#### [What needs to be done]
Each line of the data must be written out again verbatim; no image belongs in the copy.
=-=-=
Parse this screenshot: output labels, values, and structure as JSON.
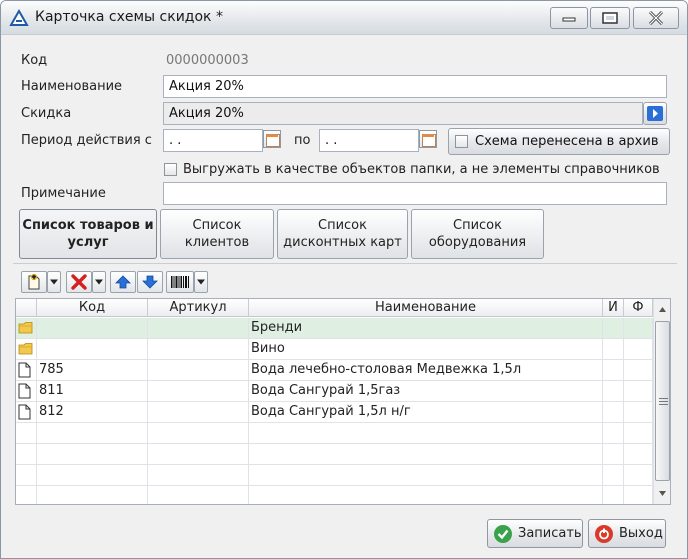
{
  "window": {
    "title": "Карточка схемы скидок *"
  },
  "form": {
    "code_label": "Код",
    "code_value": "0000000003",
    "name_label": "Наименование",
    "name_value": "Акция 20%",
    "discount_label": "Скидка",
    "discount_value": "Акция 20%",
    "period_label": "Период действия с",
    "period_from": " .  .",
    "period_to_label": "по",
    "period_to": " .  .",
    "archive_label": "Схема перенесена в архив",
    "export_label": "Выгружать в качестве объектов папки, а не элементы справочников",
    "note_label": "Примечание",
    "note_value": ""
  },
  "tabs": [
    {
      "line1": "Список товаров и",
      "line2": "услуг",
      "active": true
    },
    {
      "line1": "Список",
      "line2": "клиентов",
      "active": false
    },
    {
      "line1": "Список",
      "line2": "дисконтных карт",
      "active": false
    },
    {
      "line1": "Список",
      "line2": "оборудования",
      "active": false
    }
  ],
  "toolbar": {
    "icons": [
      "add-icon",
      "delete-icon",
      "move-up-icon",
      "move-down-icon",
      "barcode-icon"
    ]
  },
  "grid": {
    "columns": [
      "Код",
      "Артикул",
      "Наименование",
      "И",
      "Ф"
    ],
    "rows": [
      {
        "type": "folder",
        "code": "",
        "article": "",
        "name": "Бренди"
      },
      {
        "type": "folder",
        "code": "",
        "article": "",
        "name": "Вино"
      },
      {
        "type": "item",
        "code": "785",
        "article": "",
        "name": "Вода лечебно-столовая Медвежка 1,5л"
      },
      {
        "type": "item",
        "code": "811",
        "article": "",
        "name": "Вода Сангурай 1,5газ"
      },
      {
        "type": "item",
        "code": "812",
        "article": "",
        "name": "Вода Сангурай 1,5л н/г"
      }
    ]
  },
  "footer": {
    "save_label": "Записать",
    "exit_label": "Выход"
  },
  "colors": {
    "selected_row": "#dff0e3",
    "accent_blue": "#2a6fd6",
    "delete_red": "#d42020"
  }
}
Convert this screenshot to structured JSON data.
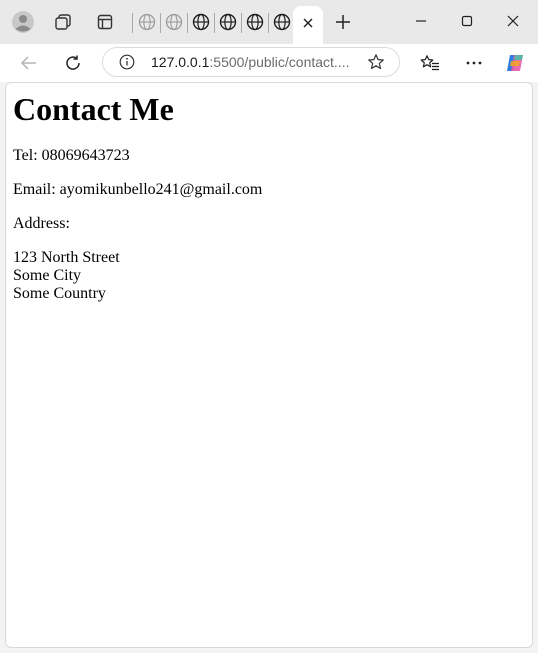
{
  "browser": {
    "url_host": "127.0.0.1",
    "url_rest": ":5500/public/contact...."
  },
  "page": {
    "heading": "Contact Me",
    "tel": "Tel: 08069643723",
    "email": "Email: ayomikunbello241@gmail.com",
    "address_label": "Address:",
    "address_lines": [
      "123 North Street",
      "Some City",
      "Some Country"
    ]
  }
}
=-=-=
#### [Your response]
Parse this screenshot: output labels, values, and structure as JSON.
{
  "window": {
    "title": "Карточка схемы скидок *"
  },
  "form": {
    "code_label": "Код",
    "code_value": "0000000003",
    "name_label": "Наименование",
    "name_value": "Акция 20%",
    "discount_label": "Скидка",
    "discount_value": "Акция 20%",
    "period_label": "Период действия с",
    "period_from": " .  .",
    "period_to_label": "по",
    "period_to": " .  .",
    "archive_label": "Схема перенесена в архив",
    "export_label": "Выгружать в качестве объектов папки, а не элементы справочников",
    "note_label": "Примечание",
    "note_value": ""
  },
  "tabs": [
    {
      "line1": "Список товаров и",
      "line2": "услуг",
      "active": true
    },
    {
      "line1": "Список",
      "line2": "клиентов",
      "active": false
    },
    {
      "line1": "Список",
      "line2": "дисконтных карт",
      "active": false
    },
    {
      "line1": "Список",
      "line2": "оборудования",
      "active": false
    }
  ],
  "toolbar": {
    "icons": [
      "add-icon",
      "delete-icon",
      "move-up-icon",
      "move-down-icon",
      "barcode-icon"
    ]
  },
  "grid": {
    "columns": [
      "Код",
      "Артикул",
      "Наименование",
      "И",
      "Ф"
    ],
    "rows": [
      {
        "type": "folder",
        "code": "",
        "article": "",
        "name": "Бренди"
      },
      {
        "type": "folder",
        "code": "",
        "article": "",
        "name": "Вино"
      },
      {
        "type": "item",
        "code": "785",
        "article": "",
        "name": "Вода лечебно-столовая Медвежка 1,5л"
      },
      {
        "type": "item",
        "code": "811",
        "article": "",
        "name": "Вода Сангурай 1,5газ"
      },
      {
        "type": "item",
        "code": "812",
        "article": "",
        "name": "Вода Сангурай 1,5л н/г"
      }
    ]
  },
  "footer": {
    "save_label": "Записать",
    "exit_label": "Выход"
  },
  "colors": {
    "selected_row": "#dff0e3",
    "accent_blue": "#2a6fd6",
    "delete_red": "#d42020"
  }
}
Convert this screenshot to structured JSON data.
{
  "browser": {
    "url_host": "127.0.0.1",
    "url_rest": ":5500/public/contact...."
  },
  "page": {
    "heading": "Contact Me",
    "tel": "Tel: 08069643723",
    "email": "Email: ayomikunbello241@gmail.com",
    "address_label": "Address:",
    "address_lines": [
      "123 North Street",
      "Some City",
      "Some Country"
    ]
  }
}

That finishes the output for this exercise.